## Theorem

Let $G$ be a subgroup of the additive group of real numbers.

Then one of the following holds:

$G$ is dense in $\R$.
$G$ is discrete and there exists $a \in \R$ such that $G = a \Z$, that is, $G$ is cyclic.

## Proof

If $G$ is trivial, then $G$ is discrete and cyclic.

Let $G$ be non-trivial.

Because $x \in G \iff -x \in G$, $G$ has a strictly positive element.

Thus $G \cap \R_{>0}$ is non-empty.

Let $a = \map \inf {G \cap \R_{>0} }$.

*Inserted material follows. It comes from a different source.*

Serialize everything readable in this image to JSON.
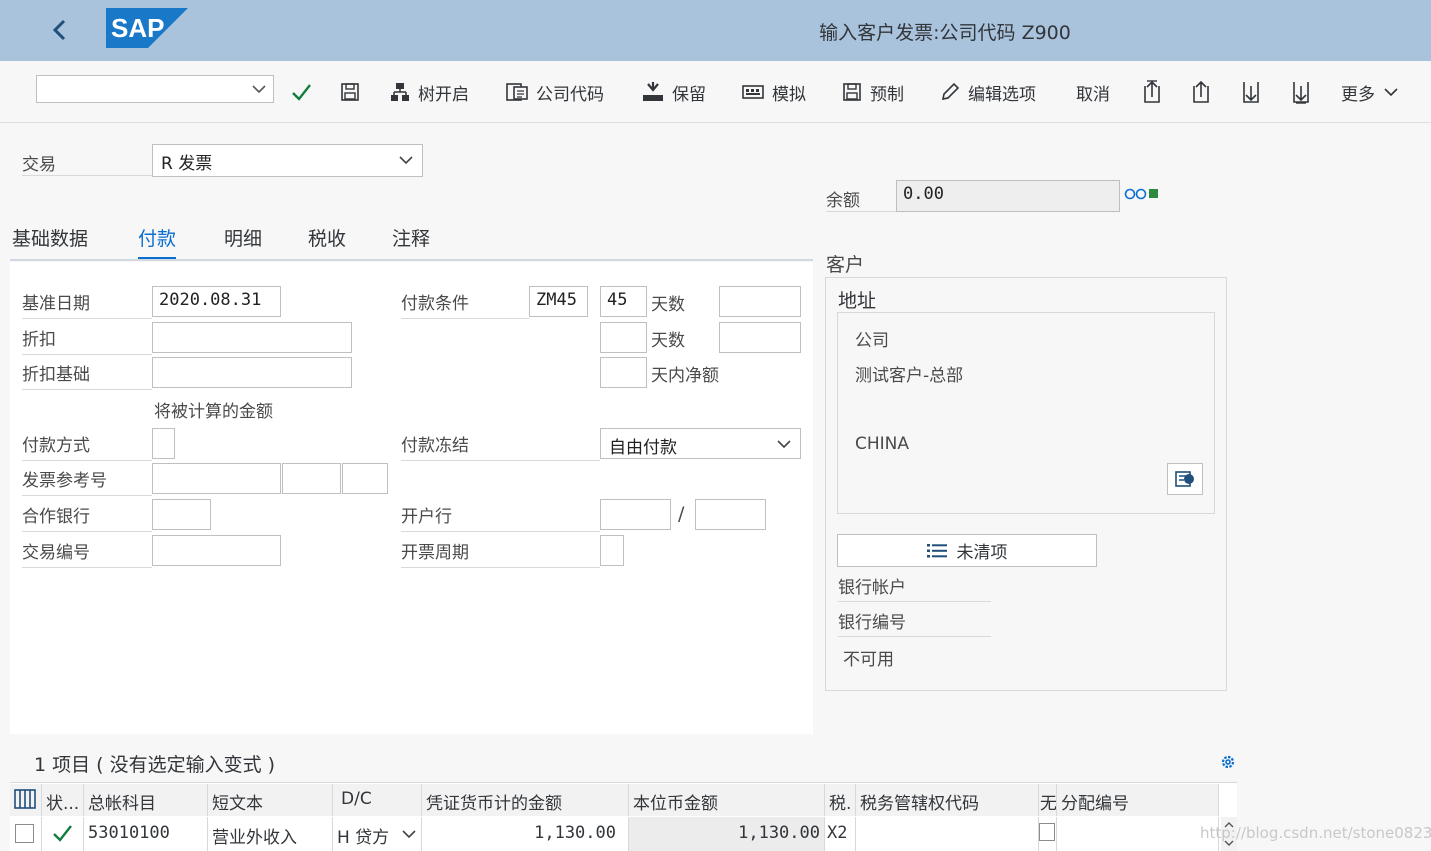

### Case 1

Suppose $a = 0$.

We will show that $G$ is dense in $\R$.

Let $x \in \R$ and $\epsilon > 0$.

Because $a = 0$, there exists $g \in G$ such that $0 < g \le \epsilon$.

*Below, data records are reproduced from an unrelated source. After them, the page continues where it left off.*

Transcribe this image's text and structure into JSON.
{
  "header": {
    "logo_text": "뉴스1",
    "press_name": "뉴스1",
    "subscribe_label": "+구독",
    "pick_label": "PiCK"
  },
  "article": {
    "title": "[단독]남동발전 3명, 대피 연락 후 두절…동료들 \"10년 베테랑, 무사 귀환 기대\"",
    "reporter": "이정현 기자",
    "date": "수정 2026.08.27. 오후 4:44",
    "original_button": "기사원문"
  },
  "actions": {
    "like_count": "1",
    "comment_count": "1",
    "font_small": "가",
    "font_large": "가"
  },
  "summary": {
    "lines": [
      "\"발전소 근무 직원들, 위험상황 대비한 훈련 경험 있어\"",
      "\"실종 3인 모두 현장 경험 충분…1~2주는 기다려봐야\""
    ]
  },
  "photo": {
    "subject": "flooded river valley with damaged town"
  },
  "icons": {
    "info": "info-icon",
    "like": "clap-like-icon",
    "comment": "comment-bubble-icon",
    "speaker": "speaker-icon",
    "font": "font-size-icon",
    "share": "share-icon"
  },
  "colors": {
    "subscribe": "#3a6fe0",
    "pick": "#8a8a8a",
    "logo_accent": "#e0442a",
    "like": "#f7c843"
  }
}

Then:

$y = g \cdot \floor {\dfrac x g} \in G$, where $\floor {\, \cdot \,}$ denotes the floor function.

We have:

 $\displaystyle \size {x - y}$ $=$ $\displaystyle x - g \cdot \floor {\dfrac x g}$ $\displaystyle$ $=$ $\displaystyle g \cdot \paren {\frac x g - \floor {\frac x g} }$ $\displaystyle$ $\le$ $\displaystyle g \cdot 1$ Real Number minus Floor $\displaystyle$ $\le$ $\displaystyle \epsilon$

Thus $G$ is dense in $\R$.

### Case 2

Suppose $a > 0$.

We show that $G = a \Z$, from which it follows that $G$ is discrete.

Let $g \in G$.

Then:

$g - a \cdot \floor {\dfrac g a} \in G$

By Real Number minus Floor, we have:

 $\displaystyle 0 \le g - a \cdot \floor {\frac g a}$ $=$ $\displaystyle a \cdot \paren {\dfrac g a - \floor {\dfrac g a} }$ $\displaystyle$ $<$ $\displaystyle a$

Because $a = \map \inf {G \cap \R_{>0} }$, we have:

$g = a \cdot \floor {\dfrac g a}$

Thus:

$g \in a \Z$

$\blacksquare$